▶ _BRIEF_
Return all of the entries word for word, but omit the pictures they contain.

▶ _Stored records_
#####

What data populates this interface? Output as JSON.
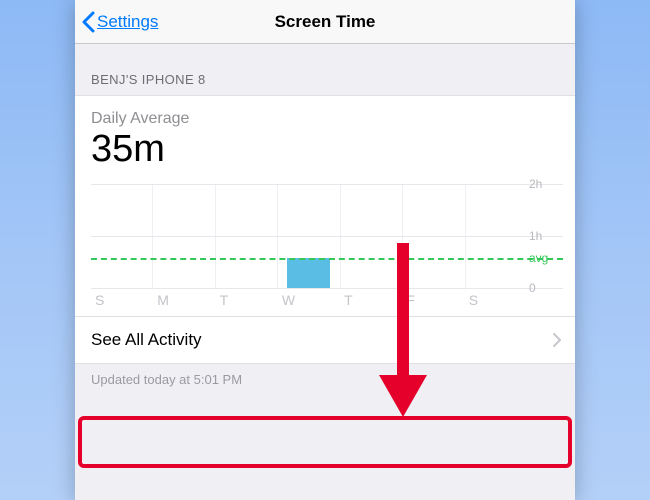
{
  "nav": {
    "back_label": "Settings",
    "title": "Screen Time"
  },
  "section": {
    "device_header": "BENJ'S IPHONE 8"
  },
  "summary": {
    "label": "Daily Average",
    "value": "35m"
  },
  "chart_data": {
    "type": "bar",
    "categories": [
      "S",
      "M",
      "T",
      "W",
      "T",
      "F",
      "S"
    ],
    "values": [
      0,
      0,
      0,
      35,
      0,
      0,
      0
    ],
    "unit": "minutes",
    "ylim": [
      0,
      120
    ],
    "ylabel": "",
    "xlabel": "",
    "gridlines_at": [
      0,
      60,
      120
    ],
    "y_tick_labels": {
      "0": "0",
      "60": "1h",
      "120": "2h"
    },
    "avg": 35,
    "avg_label": "avg",
    "bar_color": "#5abde3",
    "avg_color": "#34c759"
  },
  "row": {
    "see_all": "See All Activity"
  },
  "footer": {
    "updated": "Updated today at 5:01 PM"
  }
}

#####

▶ _RESPONSE AREA_
What data populates this interface? Output as JSON.
{
  "nav": {
    "back_label": "Settings",
    "title": "Screen Time"
  },
  "section": {
    "device_header": "BENJ'S IPHONE 8"
  },
  "summary": {
    "label": "Daily Average",
    "value": "35m"
  },
  "chart_data": {
    "type": "bar",
    "categories": [
      "S",
      "M",
      "T",
      "W",
      "T",
      "F",
      "S"
    ],
    "values": [
      0,
      0,
      0,
      35,
      0,
      0,
      0
    ],
    "unit": "minutes",
    "ylim": [
      0,
      120
    ],
    "ylabel": "",
    "xlabel": "",
    "gridlines_at": [
      0,
      60,
      120
    ],
    "y_tick_labels": {
      "0": "0",
      "60": "1h",
      "120": "2h"
    },
    "avg": 35,
    "avg_label": "avg",
    "bar_color": "#5abde3",
    "avg_color": "#34c759"
  },
  "row": {
    "see_all": "See All Activity"
  },
  "footer": {
    "updated": "Updated today at 5:01 PM"
  }
}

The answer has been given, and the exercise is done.